-- What is needed --
The answer must be every line of the records below that holds the word "title".

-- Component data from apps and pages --
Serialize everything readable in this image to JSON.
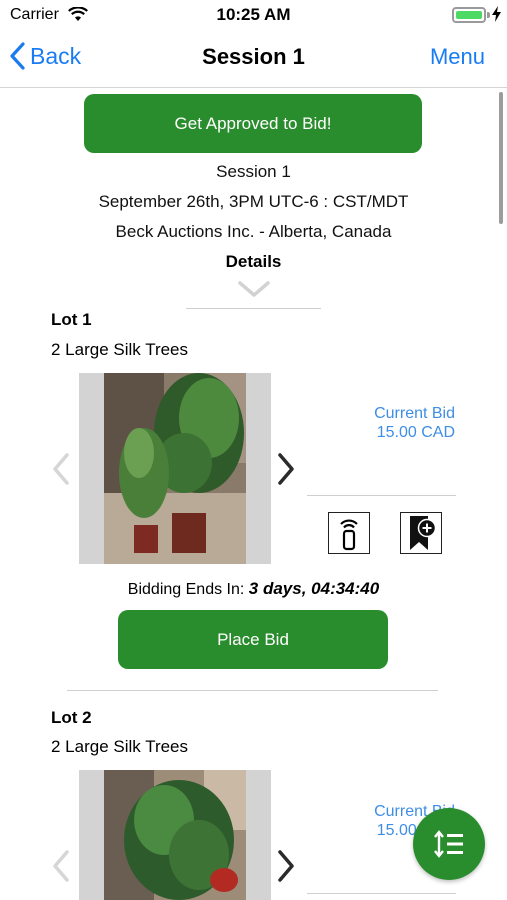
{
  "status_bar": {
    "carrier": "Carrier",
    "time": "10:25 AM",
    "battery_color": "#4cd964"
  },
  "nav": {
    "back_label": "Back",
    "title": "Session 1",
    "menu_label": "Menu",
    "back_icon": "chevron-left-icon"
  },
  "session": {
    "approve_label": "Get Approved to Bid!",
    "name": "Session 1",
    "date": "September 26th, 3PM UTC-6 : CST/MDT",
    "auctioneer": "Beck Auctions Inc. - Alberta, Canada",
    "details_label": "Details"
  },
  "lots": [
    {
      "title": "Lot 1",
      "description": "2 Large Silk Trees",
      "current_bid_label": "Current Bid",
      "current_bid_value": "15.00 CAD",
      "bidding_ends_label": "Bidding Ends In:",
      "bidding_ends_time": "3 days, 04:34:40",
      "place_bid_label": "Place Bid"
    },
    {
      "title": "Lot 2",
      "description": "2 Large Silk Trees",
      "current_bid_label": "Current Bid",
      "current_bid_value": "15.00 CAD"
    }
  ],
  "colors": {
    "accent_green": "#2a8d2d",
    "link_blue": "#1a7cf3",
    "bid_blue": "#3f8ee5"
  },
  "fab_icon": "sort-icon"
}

-- Problem solution --
    "title": "Session 1",
      "title": "Lot 1",
      "title": "Lot 2",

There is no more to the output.